The lobbying shop founded by San Diego Republican mayor Kevin Faulconer’s top political guru is again at the center of conflict-of-interest questions, this time regarding ace GOP campaign treasurer and onetime city-council candidate April Boling. The big-money history dates back to Faulconer’s February 2014 election as mayor, when longtime political consultant Jason Roe set up Presidio Public Affairs Group to peddle his newly enhanced influence with Faulconer.
In early 2015, Presidio began lobbying the city on behalf of food-and-beverage vendor Delaware North’s bid to wrangle a lucrative contract at Qualcomm Stadium. By then Roe was a major player in a mayoral task force to build a new football venue in Mission Valley, drawing scrutiny from Chargers special counsel Mark Fabiani. “Putting the legal and ethical issues aside for a moment,” Fabiani wrote Faulconer, “what sense does it make to have someone who is your chief advisor on political matters, and who advises a potential stadium vendor on business matters, play any sort of role with the ‘independent’ Task Force?” Delaware North won the contract, then shortly afterward, in July 2015, Roe deregistered as a lobbyist, turning Presidio over to James Lawson, an aide to Faulconer when the mayor was on the city council.
Among its current clients, Presidio boasts SSP America, a British-owned food-service provider at San Diego International Airport. The company has been seeking contract changes from members of the airport board, including its chairwoman Boling, appointed to her position by Faulconer. In addition to her role in GOP politics, Boling also happens to be Presidio’s accountant. “SSP’s most recent request was to amend the ‘street pricing’ policy which requires concessionaires to charge no more than 10% over street pricing. The reason for ‘street pricing’ provision is to ensure airport customers are not being charged too much for food/beverage/retail at the airport,” notes an October 10 letter from the state’s Fair Political Practices Commission.
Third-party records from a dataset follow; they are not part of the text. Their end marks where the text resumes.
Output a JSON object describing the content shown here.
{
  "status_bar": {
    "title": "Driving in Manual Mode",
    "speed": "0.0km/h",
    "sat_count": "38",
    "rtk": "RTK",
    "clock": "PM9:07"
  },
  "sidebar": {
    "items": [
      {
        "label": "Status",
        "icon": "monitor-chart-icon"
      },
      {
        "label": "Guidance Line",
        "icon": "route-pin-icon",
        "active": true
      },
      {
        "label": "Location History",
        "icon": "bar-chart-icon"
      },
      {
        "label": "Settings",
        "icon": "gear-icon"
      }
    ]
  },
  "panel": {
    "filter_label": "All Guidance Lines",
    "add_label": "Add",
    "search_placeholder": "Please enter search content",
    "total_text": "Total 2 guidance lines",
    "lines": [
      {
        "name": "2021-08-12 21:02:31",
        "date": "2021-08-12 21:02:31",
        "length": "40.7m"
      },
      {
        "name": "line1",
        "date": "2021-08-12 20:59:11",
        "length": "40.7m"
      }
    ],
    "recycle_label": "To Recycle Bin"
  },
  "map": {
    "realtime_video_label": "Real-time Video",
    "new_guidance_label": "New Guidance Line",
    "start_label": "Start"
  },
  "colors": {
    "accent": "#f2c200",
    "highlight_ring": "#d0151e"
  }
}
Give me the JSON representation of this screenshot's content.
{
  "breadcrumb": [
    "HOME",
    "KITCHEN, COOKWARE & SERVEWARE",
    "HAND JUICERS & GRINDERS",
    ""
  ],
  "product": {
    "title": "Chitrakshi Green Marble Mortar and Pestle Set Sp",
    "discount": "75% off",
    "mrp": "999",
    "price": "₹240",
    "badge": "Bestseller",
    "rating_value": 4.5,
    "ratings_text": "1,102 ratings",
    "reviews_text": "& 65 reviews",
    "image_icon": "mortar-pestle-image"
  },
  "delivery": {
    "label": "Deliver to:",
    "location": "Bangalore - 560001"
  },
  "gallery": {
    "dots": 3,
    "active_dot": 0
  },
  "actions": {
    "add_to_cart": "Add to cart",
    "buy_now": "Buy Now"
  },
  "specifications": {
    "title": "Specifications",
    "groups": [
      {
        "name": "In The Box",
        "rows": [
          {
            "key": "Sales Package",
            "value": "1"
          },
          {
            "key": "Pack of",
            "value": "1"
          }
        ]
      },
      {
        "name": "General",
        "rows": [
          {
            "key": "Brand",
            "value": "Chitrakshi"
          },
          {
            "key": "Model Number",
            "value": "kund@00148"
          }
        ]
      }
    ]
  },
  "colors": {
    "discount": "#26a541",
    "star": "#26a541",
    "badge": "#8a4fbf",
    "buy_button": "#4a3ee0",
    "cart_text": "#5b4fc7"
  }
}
So, can Boling vote on SSP airport deals being lobbied by her employer Presidio? Yes and no, as far as state conflict-of-interest law goes, according to the state’s political watchdog. “The Board Member has no connection to the Authority’s contract with SSP,” the agency opines. “Thus, the Board Member has no financial interest in that contract.” But Boling isn’t entirely out of the woods, per the opinion. “The mere fact that Mr. Lawson and Presidio [Public Affairs Group], Inc. will be representing SSP does not mean that every decision on SSP will affect Mr. Lawson or Presidio PAG, Inc. However, if facts do develop that indicate that a decision will affect either person, a conflict of interest will likely exist.”